One more journey to the universe of Roberto Bolaño, an essential voice of contemporary Latin American literature
Cowboy Graves is an unexpected treasure from the vault of a revolutionary talent. Roberto Bolaño's boundless imagination and seemingly inexhaustible gift for shaping the chaos of his reality into fiction is unmistakable in these three novellas. In "Cowboy Graves," Arturo Belano--Bolaño's alter ego--returns to Chile after the coup to fight with his comrades for socialism. "French Comedy of Horrors" takes the reader to French Guiana on the night after an eclipse where a seventeen year old answers a pay phone and finds himself recruited into the Clandestine Surrealist Group, a secret society of artists based in the sewers of Paris. And in "Fatherland," a young poet reckons with the fascist overthrow of his country, as the woman he is obsessed with disappears in the ensuing violence and a Third Reich fighter plane mysteriously writes her poetry in the sky overhead.
These three fiercely original tales bear the signatures of Bolaño's extraordinary body of work, echoing the strange characters and uncanny scenes of his triumphs, while deepening our reverence for his gifts.
About the Author
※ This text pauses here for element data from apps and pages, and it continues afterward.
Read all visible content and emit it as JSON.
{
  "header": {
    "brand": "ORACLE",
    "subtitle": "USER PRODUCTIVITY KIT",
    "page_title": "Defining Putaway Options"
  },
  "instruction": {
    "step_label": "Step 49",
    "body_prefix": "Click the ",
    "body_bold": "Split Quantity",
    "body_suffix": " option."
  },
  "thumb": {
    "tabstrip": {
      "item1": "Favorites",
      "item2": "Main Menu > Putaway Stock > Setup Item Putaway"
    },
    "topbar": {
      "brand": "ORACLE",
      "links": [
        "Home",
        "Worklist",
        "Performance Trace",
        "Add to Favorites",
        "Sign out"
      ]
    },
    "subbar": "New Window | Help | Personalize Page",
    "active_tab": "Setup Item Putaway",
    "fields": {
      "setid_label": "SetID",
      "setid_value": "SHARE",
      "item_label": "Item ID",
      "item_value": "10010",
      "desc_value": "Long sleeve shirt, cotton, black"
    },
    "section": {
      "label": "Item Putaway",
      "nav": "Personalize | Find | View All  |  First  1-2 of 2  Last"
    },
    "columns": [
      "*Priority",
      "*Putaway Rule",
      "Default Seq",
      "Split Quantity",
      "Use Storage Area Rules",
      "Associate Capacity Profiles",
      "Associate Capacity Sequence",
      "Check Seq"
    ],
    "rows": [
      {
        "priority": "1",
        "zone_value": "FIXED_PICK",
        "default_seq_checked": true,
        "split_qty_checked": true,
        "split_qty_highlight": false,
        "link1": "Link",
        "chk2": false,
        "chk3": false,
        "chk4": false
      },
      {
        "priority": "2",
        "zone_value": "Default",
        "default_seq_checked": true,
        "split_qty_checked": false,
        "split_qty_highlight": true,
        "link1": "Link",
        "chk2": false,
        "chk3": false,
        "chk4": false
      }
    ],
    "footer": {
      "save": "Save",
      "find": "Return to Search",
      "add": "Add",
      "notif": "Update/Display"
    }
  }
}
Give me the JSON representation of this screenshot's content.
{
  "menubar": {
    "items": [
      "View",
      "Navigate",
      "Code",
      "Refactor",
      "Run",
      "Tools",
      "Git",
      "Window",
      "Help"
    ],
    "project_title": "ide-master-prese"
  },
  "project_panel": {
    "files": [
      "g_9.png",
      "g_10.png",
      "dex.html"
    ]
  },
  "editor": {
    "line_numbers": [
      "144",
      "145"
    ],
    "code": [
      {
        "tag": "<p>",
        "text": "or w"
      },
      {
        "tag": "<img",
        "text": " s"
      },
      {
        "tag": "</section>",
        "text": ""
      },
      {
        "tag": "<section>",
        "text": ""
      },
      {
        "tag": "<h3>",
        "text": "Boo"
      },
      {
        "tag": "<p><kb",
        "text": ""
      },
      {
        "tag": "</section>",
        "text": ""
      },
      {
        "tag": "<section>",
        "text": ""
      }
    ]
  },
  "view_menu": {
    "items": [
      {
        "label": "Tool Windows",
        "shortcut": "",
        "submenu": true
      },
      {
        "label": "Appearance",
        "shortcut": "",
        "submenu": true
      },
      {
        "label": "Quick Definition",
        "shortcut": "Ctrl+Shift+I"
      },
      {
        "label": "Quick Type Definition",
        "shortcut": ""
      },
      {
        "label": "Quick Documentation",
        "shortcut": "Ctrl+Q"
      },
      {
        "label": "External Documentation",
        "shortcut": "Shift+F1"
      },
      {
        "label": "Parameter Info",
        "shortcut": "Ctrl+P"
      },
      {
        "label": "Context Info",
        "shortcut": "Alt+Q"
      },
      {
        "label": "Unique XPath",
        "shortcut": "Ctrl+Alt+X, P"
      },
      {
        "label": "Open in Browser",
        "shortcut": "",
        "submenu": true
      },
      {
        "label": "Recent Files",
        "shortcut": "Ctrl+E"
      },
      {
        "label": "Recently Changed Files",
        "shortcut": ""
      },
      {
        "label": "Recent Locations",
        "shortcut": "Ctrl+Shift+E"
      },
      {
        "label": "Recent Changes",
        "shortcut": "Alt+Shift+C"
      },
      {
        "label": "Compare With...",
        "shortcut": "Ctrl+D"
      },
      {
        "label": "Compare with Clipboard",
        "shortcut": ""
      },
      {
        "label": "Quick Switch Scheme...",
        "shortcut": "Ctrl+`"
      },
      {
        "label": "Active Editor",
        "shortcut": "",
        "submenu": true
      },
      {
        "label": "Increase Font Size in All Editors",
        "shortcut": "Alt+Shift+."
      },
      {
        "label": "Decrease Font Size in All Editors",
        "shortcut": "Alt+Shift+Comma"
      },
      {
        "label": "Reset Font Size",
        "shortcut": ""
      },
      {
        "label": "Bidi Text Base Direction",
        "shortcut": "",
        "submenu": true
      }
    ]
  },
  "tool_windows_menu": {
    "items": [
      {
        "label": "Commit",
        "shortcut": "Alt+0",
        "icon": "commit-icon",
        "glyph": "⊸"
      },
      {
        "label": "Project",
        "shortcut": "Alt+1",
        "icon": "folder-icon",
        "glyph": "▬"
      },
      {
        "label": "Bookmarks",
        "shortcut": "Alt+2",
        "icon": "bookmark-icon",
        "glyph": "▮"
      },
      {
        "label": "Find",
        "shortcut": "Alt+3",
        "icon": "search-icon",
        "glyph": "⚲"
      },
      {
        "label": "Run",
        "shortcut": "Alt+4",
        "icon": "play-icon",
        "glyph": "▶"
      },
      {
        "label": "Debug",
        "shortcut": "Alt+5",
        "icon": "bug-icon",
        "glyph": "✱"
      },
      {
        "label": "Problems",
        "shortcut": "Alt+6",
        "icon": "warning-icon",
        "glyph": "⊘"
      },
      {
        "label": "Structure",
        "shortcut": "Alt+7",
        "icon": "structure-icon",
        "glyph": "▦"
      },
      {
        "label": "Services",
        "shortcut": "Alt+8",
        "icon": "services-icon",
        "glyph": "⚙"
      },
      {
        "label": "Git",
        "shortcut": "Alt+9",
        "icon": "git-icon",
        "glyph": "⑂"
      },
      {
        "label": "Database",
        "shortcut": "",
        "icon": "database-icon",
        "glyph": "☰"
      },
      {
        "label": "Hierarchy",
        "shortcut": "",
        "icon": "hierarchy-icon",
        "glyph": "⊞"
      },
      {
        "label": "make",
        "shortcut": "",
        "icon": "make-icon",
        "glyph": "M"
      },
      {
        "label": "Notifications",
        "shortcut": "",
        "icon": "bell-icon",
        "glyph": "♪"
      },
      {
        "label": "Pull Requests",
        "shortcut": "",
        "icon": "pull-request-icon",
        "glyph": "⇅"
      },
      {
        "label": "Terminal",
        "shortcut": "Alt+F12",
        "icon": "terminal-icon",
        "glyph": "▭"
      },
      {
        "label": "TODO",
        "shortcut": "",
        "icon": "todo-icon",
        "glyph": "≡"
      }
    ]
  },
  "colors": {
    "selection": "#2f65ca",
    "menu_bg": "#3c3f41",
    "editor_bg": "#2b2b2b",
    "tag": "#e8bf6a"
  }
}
Roberto Bolaño (1953-2003) was born in Santiago, Chile, and later lived in Mexico, Paris, and Spain. A poet and novelist, he has been acclaimed as "by far the most exciting writer to come from south of the Rio Grande in a long time" (Los Angeles Times), and as "the real thing and the rarest" (Susan Sontag). Among his many prizes are the prestigious Premio Herralde de Novela and the Premio Rómulo Gallegos. He is widely considered to be the greatest Latin American writer of his generation. His books include The Savage Detectives, 2666, The Spirit of Science Fiction, By Night in Chile, Distant Star, Last Evenings on Earth, and The Romantic Dogs.
“[Bolaño] opens up formal possibilities with sheer energy and a sense of improvisation, creating new designs for stories and novels through unexpected combinations and juxtapositions.” —New York Review of Books
“Bolaño’s works have been a gateway drug to literature (and to literary life that embraces risks and adventures) to many young aspiring writers. The readers of his novels seem to learn, in a certain ineffable way, what’s in store for them in this life even before they experience it in reality: the impending adventures (both trivial and immense), the inevitable disappointments, the tenuous nature of human relationship, our yearnings and their tragically unfulfilled ends. Yet, we emerge no longer afraid of the transient nature of things. . . . His writing is global and encyclopedic, curative and addictive, and vibrant and visceral.” —Los Angeles Review of Books
“Reading Roberto Bolaño is an addictive pursuit in the same way that chasing visions is a quest. There’s always enough mystery left after his last tale to make one imbibe again.”—CounterPunch
“The Savage Detectives may have made Bolaño’s name, but his posthumous publications—from the galactic 2666 to the winsome Spirit of Science Fiction—have cemented his legend. He left behind a vault to rival Prince’s Paisley Park. . . . The effect of Cowboy Graves is less the piecing together of a puzzle than the recentering of a whole, mythic world.” —Garth Risk Hallberg, The New York Times Book Review
“Cowboy Graves contains writing completed over a period of 10 years, and features many of the touchstones Bolaño was known for: semi-autobiographical narration; a humorous, fragmentary style; and the sort of intrigue that grabs hold of you and never lets go, despite offering no easy answers.” —Chicago Review of Books
“Companionable, exotic, witty and glamorously suggestive.” —The Guardian
"Bolaño's brilliant oeuvre expands with another bright starburst, this one comprising three separate yet thematically connected novellas...Bolaño's inimitable style and searing vision will appeal to fans and new readers alike." —Booklist
"Each story reveals a centrifugal writer with a brilliant command of words and no fear of a plot’s getting away from him." —Kirkus